- [Your objective]: Give every entry again, word for word and in full.

- [Information provided]:
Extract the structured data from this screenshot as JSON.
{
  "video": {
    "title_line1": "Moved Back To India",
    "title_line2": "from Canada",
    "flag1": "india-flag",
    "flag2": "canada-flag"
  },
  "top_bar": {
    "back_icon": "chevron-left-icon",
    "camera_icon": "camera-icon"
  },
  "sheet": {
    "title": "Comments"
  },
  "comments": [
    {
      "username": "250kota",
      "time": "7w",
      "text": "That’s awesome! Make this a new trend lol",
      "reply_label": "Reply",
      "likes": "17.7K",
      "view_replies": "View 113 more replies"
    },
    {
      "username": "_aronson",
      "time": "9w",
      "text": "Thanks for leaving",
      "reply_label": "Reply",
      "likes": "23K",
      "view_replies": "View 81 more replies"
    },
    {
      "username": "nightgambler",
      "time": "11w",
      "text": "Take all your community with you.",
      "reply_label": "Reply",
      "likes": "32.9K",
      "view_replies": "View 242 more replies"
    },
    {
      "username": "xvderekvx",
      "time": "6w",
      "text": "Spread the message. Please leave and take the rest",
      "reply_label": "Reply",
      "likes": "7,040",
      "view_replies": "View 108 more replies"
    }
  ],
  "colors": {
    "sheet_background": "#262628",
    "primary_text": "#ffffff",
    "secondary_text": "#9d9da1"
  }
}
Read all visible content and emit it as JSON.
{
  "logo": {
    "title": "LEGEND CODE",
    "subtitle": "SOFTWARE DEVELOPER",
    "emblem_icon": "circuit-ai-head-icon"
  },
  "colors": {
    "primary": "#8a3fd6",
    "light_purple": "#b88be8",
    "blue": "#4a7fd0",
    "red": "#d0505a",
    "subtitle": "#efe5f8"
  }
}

- [Result of this task]:
Extract the structured data from this screenshot as JSON.
{
  "video": {
    "title_line1": "Moved Back To India",
    "title_line2": "from Canada",
    "flag1": "india-flag",
    "flag2": "canada-flag"
  },
  "top_bar": {
    "back_icon": "chevron-left-icon",
    "camera_icon": "camera-icon"
  },
  "sheet": {
    "title": "Comments"
  },
  "comments": [
    {
      "username": "250kota",
      "time": "7w",
      "text": "That’s awesome! Make this a new trend lol",
      "reply_label": "Reply",
      "likes": "17.7K",
      "view_replies": "View 113 more replies"
    },
    {
      "username": "_aronson",
      "time": "9w",
      "text": "Thanks for leaving",
      "reply_label": "Reply",
      "likes": "23K",
      "view_replies": "View 81 more replies"
    },
    {
      "username": "nightgambler",
      "time": "11w",
      "text": "Take all your community with you.",
      "reply_label": "Reply",
      "likes": "32.9K",
      "view_replies": "View 242 more replies"
    },
    {
      "username": "xvderekvx",
      "time": "6w",
      "text": "Spread the message. Please leave and take the rest",
      "reply_label": "Reply",
      "likes": "7,040",
      "view_replies": "View 108 more replies"
    }
  ],
  "colors": {
    "sheet_background": "#262628",
    "primary_text": "#ffffff",
    "secondary_text": "#9d9da1"
  }
}
Read all visible content and emit it as JSON.
{
  "logo": {
    "title": "LEGEND CODE",
    "subtitle": "SOFTWARE DEVELOPER",
    "emblem_icon": "circuit-ai-head-icon"
  },
  "colors": {
    "primary": "#8a3fd6",
    "light_purple": "#b88be8",
    "blue": "#4a7fd0",
    "red": "#d0505a",
    "subtitle": "#efe5f8"
  }
}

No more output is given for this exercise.